GUEST POST – Viewing history through a kaleidoscope by Sandra Gulland

As promised, we have Sandra Gulland as a guest today on the blog, and here is her post… Enjoy !

Viewing history through a kaleidoscope by Sandra Gulland

I’m now writing my second novel set in the court of Louis XIV, the Sun King. Louise de la Vallière, the heroine of Mistress of the Sun, is only briefly seen. It is the same world — and peopled by many of the same characters — but seen through a different lens.

This is not so much a series (as was the Josephine B. Trilogy) as novels written about the same characters, but from different points of view. This poses some interesting challenges! With each novel, I research deeply, and, as a result, come to understand the history differently. Already I can imagine the readers of Mistress of the Sun puzzling over scenes in my next novel that might be portrayed in quite a different light. Where lies “the truth”?

At lunch today with friends from France, they told me something interesting about Margaret Yourcenar, the author of Memoirs of Hadrian (a novel about ancient Rome) and many other finely-crafted historical novels. In 1980, Yourcenar was the first female to be elected to the Académie Française. A French novelist, she spent most of her life on an isolated island off the coast of Maine. She believed that to recreate history took not only years of research, but a mystical identification. (I echo that.)

She was, without a doubt, not only a great writer, but a brilliant one. An extraordinary academic, she taught herself to read Japanese, German, Spanish, Portuguese, and modern Greek. (Humbling, isn’t it?) But what I found especially interesting is that she apparently revised a novel every time it was reprinted, according to her new findings. For Margaret Yourcenar, clearly, a historical novel was an ever-evolving work.

The thought of makes me shudder, frankly! The events in Mistress of the Sun will never change (and should not) — but the interpretation of those events? Yes, quite possibly, but in my next novel, and in the novels that follow. I like to think of myself as looking at the Court of the Sun King through a kaleidoscope. Turn the focus just slightly, and the entire image changes.

For more thoughts on history and writing, see Sandra’s blog: Notes on the Writing Life:


One thought on “GUEST POST – Viewing history through a kaleidoscope by Sandra Gulland

  1. I am thrilled that there will be other books from the Sun King era from a different perspective. I can’t wait to see a new view of the same period!

Leave a Reply
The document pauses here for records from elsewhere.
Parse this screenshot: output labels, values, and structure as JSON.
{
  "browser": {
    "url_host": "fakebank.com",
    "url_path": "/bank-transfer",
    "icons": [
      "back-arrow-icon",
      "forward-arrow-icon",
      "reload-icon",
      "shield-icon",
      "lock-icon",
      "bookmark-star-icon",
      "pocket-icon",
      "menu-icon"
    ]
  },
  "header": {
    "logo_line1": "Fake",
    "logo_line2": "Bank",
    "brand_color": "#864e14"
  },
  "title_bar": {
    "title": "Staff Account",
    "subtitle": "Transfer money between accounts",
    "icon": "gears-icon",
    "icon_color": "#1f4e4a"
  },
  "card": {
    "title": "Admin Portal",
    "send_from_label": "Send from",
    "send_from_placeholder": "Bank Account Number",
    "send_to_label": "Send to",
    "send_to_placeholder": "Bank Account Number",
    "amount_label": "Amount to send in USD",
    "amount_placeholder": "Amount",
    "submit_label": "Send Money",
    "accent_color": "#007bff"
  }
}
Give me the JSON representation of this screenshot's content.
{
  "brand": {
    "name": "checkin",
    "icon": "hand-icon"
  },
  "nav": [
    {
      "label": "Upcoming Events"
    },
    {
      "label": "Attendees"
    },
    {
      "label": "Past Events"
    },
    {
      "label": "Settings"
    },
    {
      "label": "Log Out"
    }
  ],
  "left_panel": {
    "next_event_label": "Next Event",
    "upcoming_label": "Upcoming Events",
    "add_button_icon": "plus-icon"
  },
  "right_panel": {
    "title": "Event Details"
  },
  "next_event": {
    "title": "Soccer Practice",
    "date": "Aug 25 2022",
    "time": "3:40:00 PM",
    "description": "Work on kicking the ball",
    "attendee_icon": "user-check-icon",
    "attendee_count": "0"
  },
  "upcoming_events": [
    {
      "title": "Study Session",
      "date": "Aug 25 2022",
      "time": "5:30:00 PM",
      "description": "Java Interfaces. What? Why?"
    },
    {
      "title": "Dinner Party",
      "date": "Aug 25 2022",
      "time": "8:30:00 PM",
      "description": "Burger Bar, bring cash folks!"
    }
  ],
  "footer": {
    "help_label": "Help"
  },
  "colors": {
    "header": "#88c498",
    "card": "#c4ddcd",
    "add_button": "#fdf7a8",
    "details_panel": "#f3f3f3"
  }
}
Fill in your details below or click an icon to log in: Logo

You are commenting using your account. Log Out /  Change )

Google+ photo

You are commenting using your Google+ account. Log Out /  Change )

Twitter picture

You are commenting using your Twitter account. Log Out /  Change )

Facebook photo

You are commenting using your Facebook account. Log Out /  Change )


Connecting to %s